Provide instruction. Show your child how to perform strength training exercises using controlled breathing and proper form. This is a time when a personal trainer could be of great assistance. If you enroll your child in a class, make sure there’s at least one instructor for every 10 students to ensure that your child receives proper instruction.
Supervise. Adult supervision is important to reinforce safety and good technique. As a parent, you can get involved in strength training which also serves as a positive reinforcement and provides an opportunity for a shared fitness experience.
Warm up and cool down. Have your child begin each workout with 5 to 10 minutes of a warm-up activity, such as walking, jogging in place or jumping rope. This makes muscles warm and ready for action while minimizing the risk of injury. End each workout with a cool down, including some light stretching.
Think light weights and controlled repetitions. One set of 12 to 20 repetitions at a lighter weight is all it takes. Kids don’t need weights specially sized for them; they can safely lift adult-size weights as long as the weight isn’t too heavy. The resistance doesn’t have to come from weights, either. A child’s body weight or resistance tubing can be just as effective — especially for younger kids.
Rest between workouts. Establish a rest period of at least a day between strength training workouts. Two or three sessions per week are plenty.
Track progress. Teach your child how to fill out a chart of which exercises, how many repetitions, and what weights or resistance he or she uses during a workout to help monitor progress.
Add weight gradually. Only when your child masters proper form should you add weight. If your child can’t do 10 repetitions at a certain weight, it’s too heavy; this is a recipe for injury.

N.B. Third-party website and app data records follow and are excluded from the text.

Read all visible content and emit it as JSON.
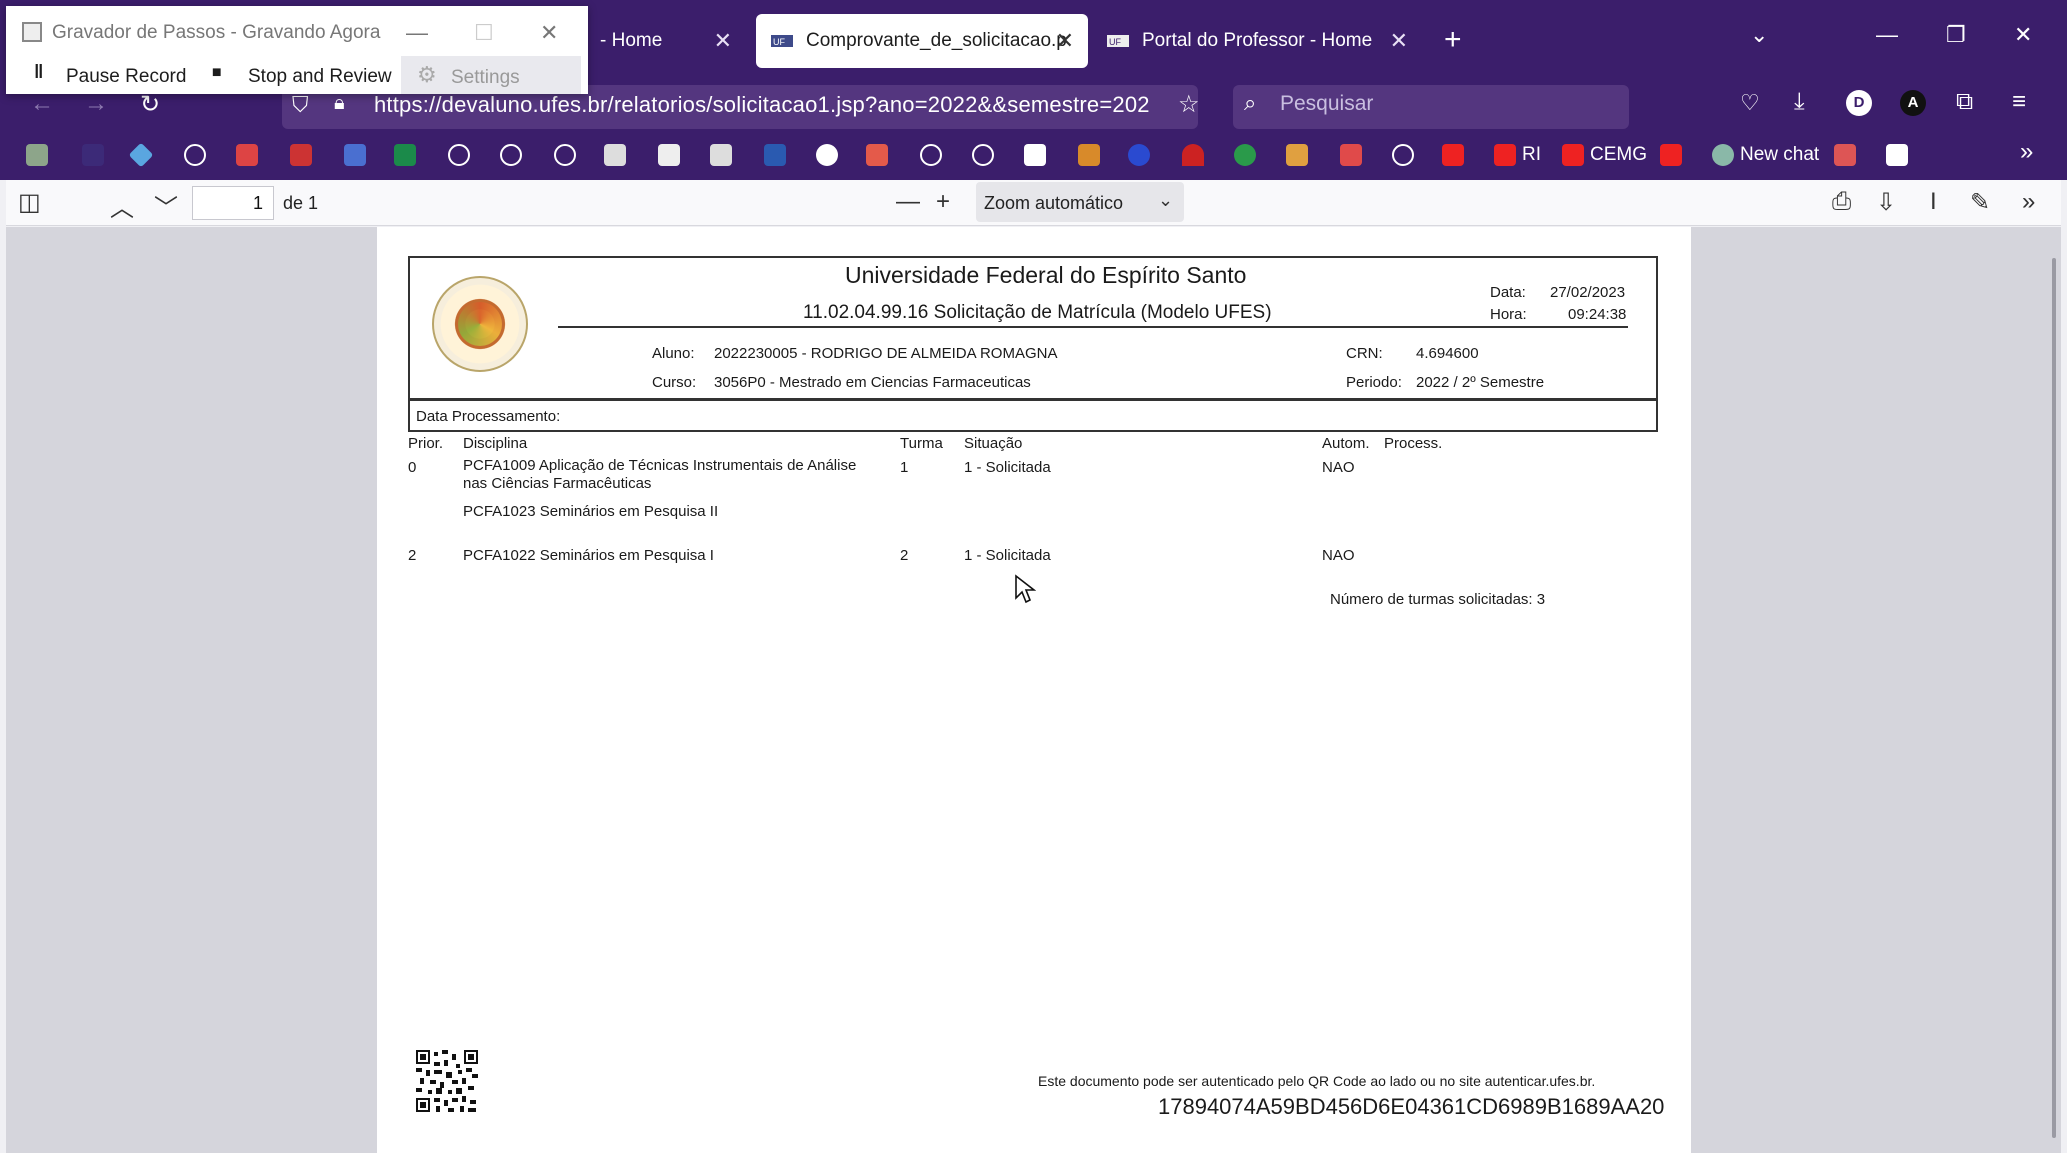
{
  "recorder": {
    "title": "Gravador de Passos - Gravando Agora",
    "pause": "Pause Record",
    "stop": "Stop and Review",
    "settings": "Settings"
  },
  "tabs": [
    {
      "label": "- Home"
    },
    {
      "label": "Comprovante_de_solicitacao.p"
    },
    {
      "label": "Portal do Professor - Home"
    }
  ],
  "address": {
    "url": "https://devaluno.ufes.br/relatorios/solicitacao1.jsp?ano=2022&&semestre=202",
    "search_placeholder": "Pesquisar"
  },
  "bookmarks": {
    "ri": "RI",
    "cemg": "CEMG",
    "new_chat": "New chat"
  },
  "pdf_toolbar": {
    "page": "1",
    "of": "de 1",
    "zoom": "Zoom automático"
  },
  "doc": {
    "university": "Universidade Federal do Espírito Santo",
    "report_title": "11.02.04.99.16 Solicitação de Matrícula (Modelo UFES)",
    "date_label": "Data:",
    "date_value": "27/02/2023",
    "time_label": "Hora:",
    "time_value": "09:24:38",
    "student_label": "Aluno:",
    "student_value": "2022230005 - RODRIGO DE ALMEIDA ROMAGNA",
    "course_label": "Curso:",
    "course_value": "3056P0 - Mestrado em Ciencias Farmaceuticas",
    "crn_label": "CRN:",
    "crn_value": "4.694600",
    "period_label": "Periodo:",
    "period_value": "2022 / 2º Semestre",
    "processing_label": "Data Processamento:",
    "columns": {
      "prior": "Prior.",
      "discipline": "Disciplina",
      "class": "Turma",
      "status": "Situação",
      "autom": "Autom.",
      "process": "Process."
    },
    "rows": [
      {
        "prior": "0",
        "discipline": "PCFA1009 Aplicação de Técnicas Instrumentais de Análise",
        "discipline_2": "nas Ciências Farmacêuticas",
        "class": "1",
        "status": "1 - Solicitada",
        "autom": "NAO"
      },
      {
        "prior": "",
        "discipline": "PCFA1023 Seminários em Pesquisa II",
        "class": "",
        "status": "",
        "autom": ""
      },
      {
        "prior": "2",
        "discipline": "PCFA1022 Seminários em Pesquisa I",
        "class": "2",
        "status": "1 - Solicitada",
        "autom": "NAO"
      }
    ],
    "total": "Número de turmas solicitadas: 3",
    "auth_note": "Este documento pode ser autenticado pelo QR Code ao lado ou no site autenticar.ufes.br.",
    "hash": "17894074A59BD456D6E04361CD6989B1689AA20"
  }
}
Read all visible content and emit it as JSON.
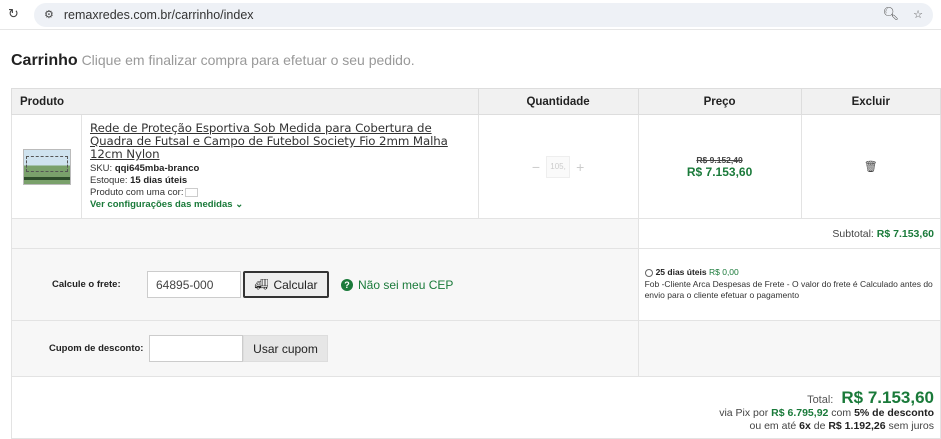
{
  "browser": {
    "url": "remaxredes.com.br/carrinho/index"
  },
  "heading": {
    "title": "Carrinho",
    "subtitle": "Clique em finalizar compra para efetuar o seu pedido."
  },
  "table": {
    "headers": {
      "produto": "Produto",
      "quantidade": "Quantidade",
      "preco": "Preço",
      "excluir": "Excluir"
    }
  },
  "product": {
    "name": "Rede de Proteção Esportiva Sob Medida para Cobertura de Quadra de Futsal e Campo de Futebol Society Fio 2mm Malha 12cm Nylon",
    "sku_label": "SKU:",
    "sku": "qqi645mba-branco",
    "stock_label": "Estoque:",
    "stock": "15 dias úteis",
    "color_label": "Produto com uma cor:",
    "config_link": "Ver configurações das medidas",
    "quantity": "105,",
    "old_price": "R$ 9.152,40",
    "new_price": "R$ 7.153,60"
  },
  "subtotal": {
    "label": "Subtotal:",
    "value": "R$ 7.153,60"
  },
  "frete": {
    "label": "Calcule o frete:",
    "cep_value": "64895-000",
    "calc_button": "Calcular",
    "nao_sei": "Não sei meu CEP",
    "option_days": "25 dias úteis",
    "option_price": "R$ 0,00",
    "option_desc": "Fob -Cliente Arca Despesas de Frete - O valor do frete é Calculado antes do envio para o cliente efetuar o pagamento"
  },
  "cupom": {
    "label": "Cupom de desconto:",
    "button": "Usar cupom"
  },
  "total": {
    "label": "Total:",
    "value": "R$ 7.153,60",
    "pix_prefix": "via Pix por",
    "pix_value": "R$ 6.795,92",
    "pix_mid": "com",
    "pix_discount": "5% de desconto",
    "inst_prefix": "ou em até",
    "inst_count": "6x",
    "inst_mid": "de",
    "inst_value": "R$ 1.192,26",
    "inst_suffix": "sem juros"
  },
  "colors": {
    "accent": "#1a7a3a"
  },
  "icons": [
    "reload-icon",
    "site-info-icon",
    "zoom-icon",
    "bookmark-icon",
    "chevron-down-icon",
    "truck-icon",
    "help-icon",
    "trash-icon"
  ]
}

Keep it fun. Vary the routine often. Kids are more likely to stick with strength training if they don’t get bored by it. It should only be one component of your child’s fitness routine. ‘Cross training’ is very important for the child athlete in order to fully develop all aspects of fitness and neuromuscular development.